The question was asked what is a single line font and what is so special about it. The easiest way I can think of to explain it is just to show you.
As you can see, there is a nothing wrong with using other fronts if that is the look you want. You can always color the letters in afterward but to me that sort of defeats the purpose of using the pen. I mean if you wanted thick letters then why not just cut them out and save yourself all the trouble of putting the pen in, printing and coloring them in.
I remember seeing another holder but don't recall where so I can't check to see any fonts are available on that site but the one I am familiar with is Cri-kits. I know you can buy single line fonts at Cri-kits for $3.99 (I used Cri-Kits Sans-Serif). The pens which come in several different colors as well as Metallic, Glitter, Pastel, and Swirls (I used the Red Metallic). Naturally the pen holder (which also holds the embosser) is available there.
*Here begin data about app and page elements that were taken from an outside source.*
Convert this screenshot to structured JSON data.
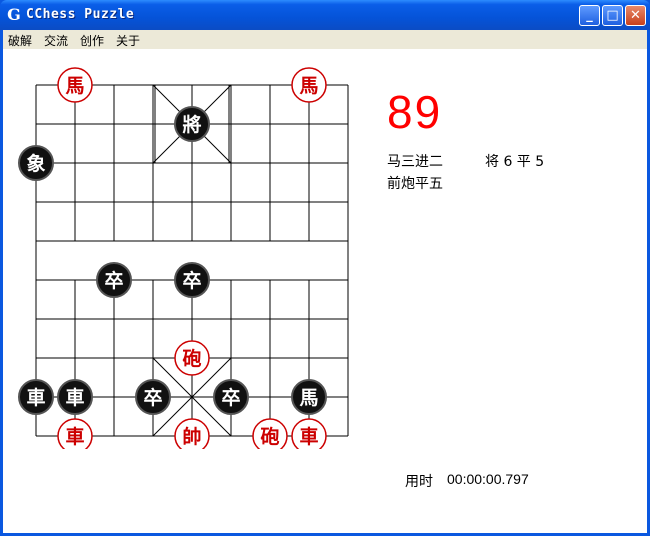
{
  "window": {
    "title": "CChess Puzzle",
    "icon": "G",
    "minimize": "_",
    "maximize": "□",
    "close": "✕"
  },
  "menu": [
    "破解",
    "交流",
    "创作",
    "关于"
  ],
  "puzzle_number": "89",
  "moves": {
    "line1_red": "马三进二",
    "line1_black": "将 6 平 5",
    "line2_red": "前炮平五"
  },
  "timer": {
    "label": "用时",
    "value": "00:00:00.797"
  },
  "board": {
    "cols": 9,
    "rows": 10,
    "pieces": [
      {
        "name": "red-horse-1",
        "text": "馬",
        "side": "red",
        "col": 1,
        "row": 0
      },
      {
        "name": "red-horse-2",
        "text": "馬",
        "side": "red",
        "col": 7,
        "row": 0
      },
      {
        "name": "black-general",
        "text": "將",
        "side": "black",
        "col": 4,
        "row": 1
      },
      {
        "name": "black-elephant",
        "text": "象",
        "side": "black",
        "col": 0,
        "row": 2
      },
      {
        "name": "black-pawn-1",
        "text": "卒",
        "side": "black",
        "col": 2,
        "row": 5
      },
      {
        "name": "black-pawn-2",
        "text": "卒",
        "side": "black",
        "col": 4,
        "row": 5
      },
      {
        "name": "red-cannon-1",
        "text": "砲",
        "side": "red",
        "col": 4,
        "row": 7
      },
      {
        "name": "black-chariot-1",
        "text": "車",
        "side": "black",
        "col": 0,
        "row": 8
      },
      {
        "name": "black-chariot-2",
        "text": "車",
        "side": "black",
        "col": 1,
        "row": 8
      },
      {
        "name": "black-pawn-3",
        "text": "卒",
        "side": "black",
        "col": 3,
        "row": 8
      },
      {
        "name": "black-pawn-4",
        "text": "卒",
        "side": "black",
        "col": 5,
        "row": 8
      },
      {
        "name": "black-horse",
        "text": "馬",
        "side": "black",
        "col": 7,
        "row": 8
      },
      {
        "name": "red-chariot-1",
        "text": "車",
        "side": "red",
        "col": 1,
        "row": 9
      },
      {
        "name": "red-king",
        "text": "帥",
        "side": "red",
        "col": 4,
        "row": 9
      },
      {
        "name": "red-cannon-2",
        "text": "砲",
        "side": "red",
        "col": 6,
        "row": 9
      },
      {
        "name": "red-chariot-2",
        "text": "車",
        "side": "red",
        "col": 7,
        "row": 9
      }
    ]
  },
  "colors": {
    "red_piece": "#cc0000",
    "black_piece": "#000000",
    "puzzle_number": "#ff0000"
  }
}
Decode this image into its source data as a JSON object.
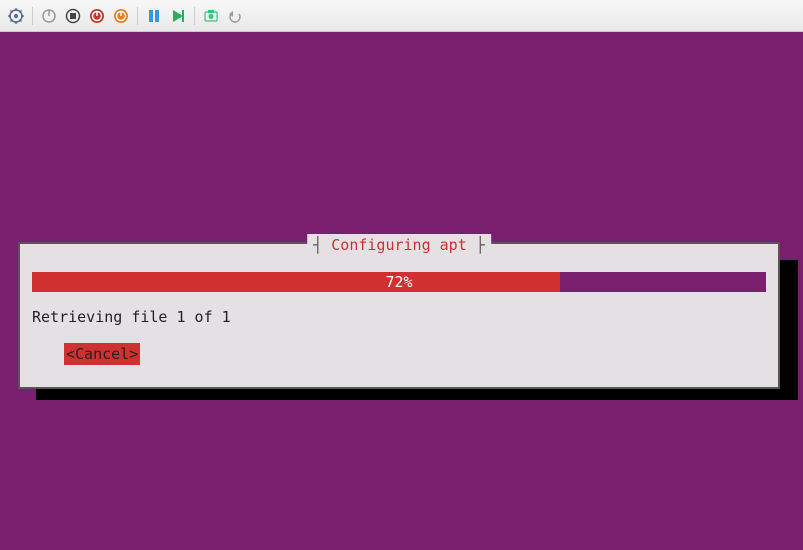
{
  "toolbar": {
    "icons": [
      {
        "name": "settings-icon",
        "color": "#5a6a8a"
      },
      {
        "name": "power-icon",
        "color": "#999"
      },
      {
        "name": "stop-icon",
        "color": "#444"
      },
      {
        "name": "reset-icon",
        "color": "#c0392b"
      },
      {
        "name": "shutdown-icon",
        "color": "#e67e22"
      },
      {
        "name": "pause-icon",
        "color": "#3498db"
      },
      {
        "name": "play-icon",
        "color": "#27ae60"
      },
      {
        "name": "snapshot-icon",
        "color": "#2ecc71"
      },
      {
        "name": "undo-icon",
        "color": "#999"
      }
    ]
  },
  "dialog": {
    "title": "Configuring apt",
    "progress": {
      "percent": 72,
      "label": "72%"
    },
    "status": "Retrieving file 1 of 1",
    "cancel": "<Cancel>"
  },
  "colors": {
    "console_bg": "#7a1f6e",
    "dialog_bg": "#e4e0e4",
    "accent_red": "#d03030"
  }
}
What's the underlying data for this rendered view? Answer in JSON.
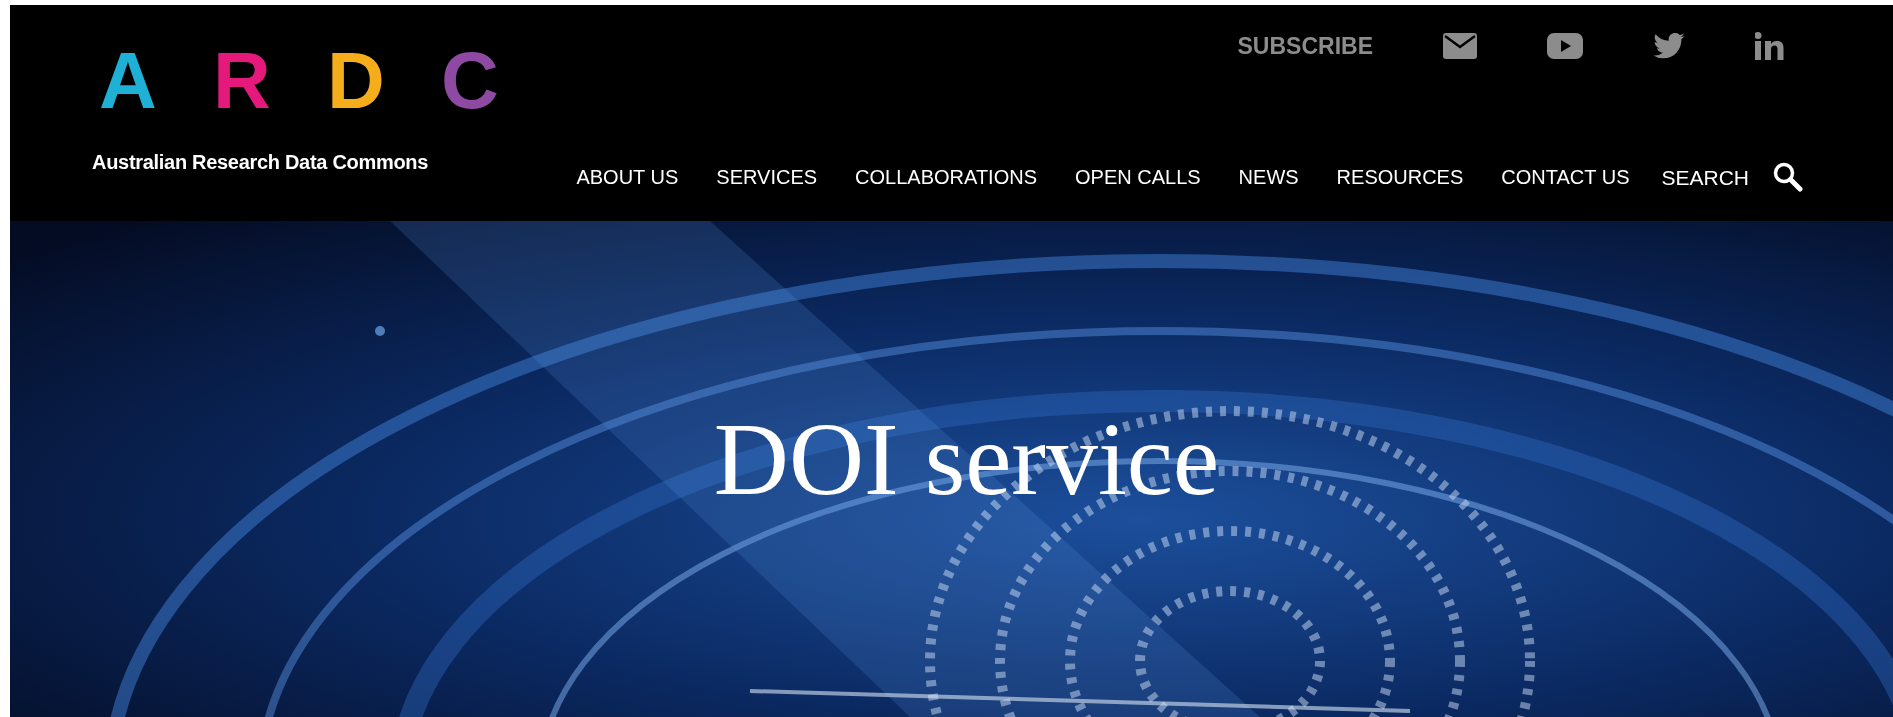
{
  "logo": {
    "letters": [
      {
        "text": "A",
        "color": "#1fb0d6"
      },
      {
        "text": "R",
        "color": "#e5197b"
      },
      {
        "text": "D",
        "color": "#f5ad1b"
      },
      {
        "text": "C",
        "color": "#8e4aa3"
      }
    ],
    "tagline": "Australian Research Data Commons"
  },
  "top_bar": {
    "subscribe": "SUBSCRIBE",
    "social": [
      {
        "kind": "email"
      },
      {
        "kind": "youtube"
      },
      {
        "kind": "twitter"
      },
      {
        "kind": "linkedin"
      }
    ]
  },
  "nav": {
    "items": [
      "ABOUT US",
      "SERVICES",
      "COLLABORATIONS",
      "OPEN CALLS",
      "NEWS",
      "RESOURCES",
      "CONTACT US"
    ],
    "search": "SEARCH"
  },
  "hero": {
    "title": "DOI service"
  }
}
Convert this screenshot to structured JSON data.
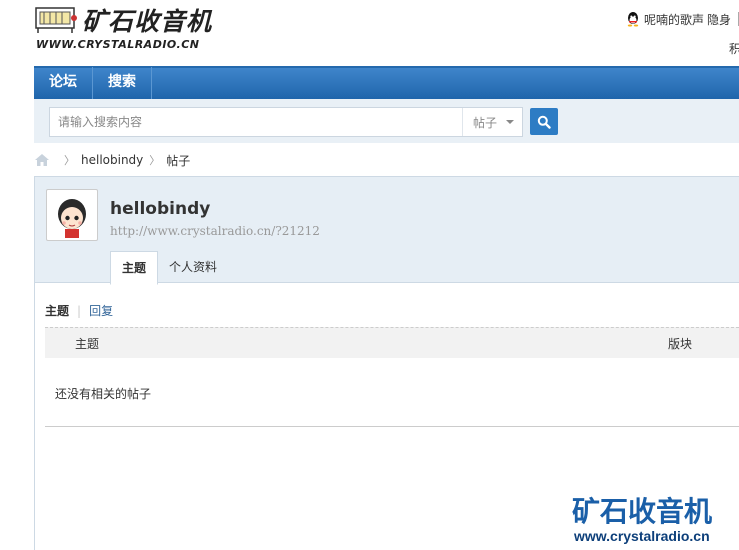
{
  "header": {
    "logo_cn": "矿石收音机",
    "logo_url": "WWW.CRYSTALRADIO.CN",
    "user": {
      "name": "呢喃的歌声",
      "status": "隐身",
      "extra": "积"
    }
  },
  "nav": {
    "items": [
      "论坛",
      "搜索"
    ]
  },
  "search": {
    "placeholder": "请输入搜索内容",
    "type": "帖子"
  },
  "breadcrumb": {
    "items": [
      "hellobindy",
      "帖子"
    ]
  },
  "profile": {
    "name": "hellobindy",
    "url": "http://www.crystalradio.cn/?21212",
    "tabs": [
      "主题",
      "个人资料"
    ],
    "active_tab": "主题"
  },
  "content": {
    "subtabs": [
      "主题",
      "回复"
    ],
    "columns": [
      "主题",
      "版块"
    ],
    "empty_message": "还没有相关的帖子"
  },
  "watermark": {
    "cn": "矿石收音机",
    "url": "www.crystalradio.cn"
  },
  "colors": {
    "nav_blue": "#2d78bf",
    "search_bg": "#e9f0f6",
    "profile_bg": "#e6eef5",
    "link": "#336699",
    "watermark_blue": "#1a5fa8"
  }
}
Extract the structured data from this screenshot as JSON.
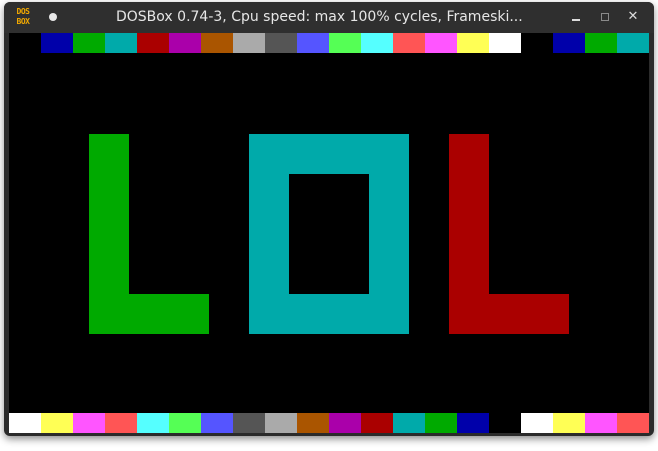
{
  "window": {
    "title": "DOSBox 0.74-3, Cpu speed: max 100% cycles, Frameski...",
    "icon_text_top": "DOS",
    "icon_text_bottom": "BOX",
    "icons": [
      "dosbox-app-icon",
      "pin-dot-icon",
      "minimize-icon",
      "maximize-icon",
      "close-icon"
    ],
    "close_glyph": "✕"
  },
  "screen": {
    "background": "#000000",
    "top_palette": [
      "#000000",
      "#0000aa",
      "#00aa00",
      "#00aaaa",
      "#aa0000",
      "#aa00aa",
      "#aa5500",
      "#aaaaaa",
      "#555555",
      "#5555ff",
      "#55ff55",
      "#55ffff",
      "#ff5555",
      "#ff55ff",
      "#ffff55",
      "#ffffff",
      "#000000",
      "#0000aa",
      "#00aa00",
      "#00aaaa"
    ],
    "bottom_palette": [
      "#ffffff",
      "#ffff55",
      "#ff55ff",
      "#ff5555",
      "#55ffff",
      "#55ff55",
      "#5555ff",
      "#555555",
      "#aaaaaa",
      "#aa5500",
      "#aa00aa",
      "#aa0000",
      "#00aaaa",
      "#00aa00",
      "#0000aa",
      "#000000",
      "#ffffff",
      "#ffff55",
      "#ff55ff",
      "#ff5555"
    ],
    "letters": [
      {
        "name": "letter-l-left",
        "color": "#00aa00"
      },
      {
        "name": "letter-o-middle",
        "color": "#00aaaa"
      },
      {
        "name": "letter-l-right",
        "color": "#aa0000"
      }
    ]
  }
}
In addition to the Cri-kits fonts there are some free single lined fonts available for download. I know Club CK has Free Font Friday and they are now offering CK Curly which appears to be a single line font. Also, don't forget to check out the blogs you follow. They may not have a font but they may provide you with information on where to get them.
Update: For more information on fonts; filling fonts, list of fonts and even how to make your own font in Inkscape (there is probably more information you ever wanted to know about fonts) please visit Kay over there at Cleaver Someday.
I hope my post cleared up some of the confusion as to why use a single line font with a pen.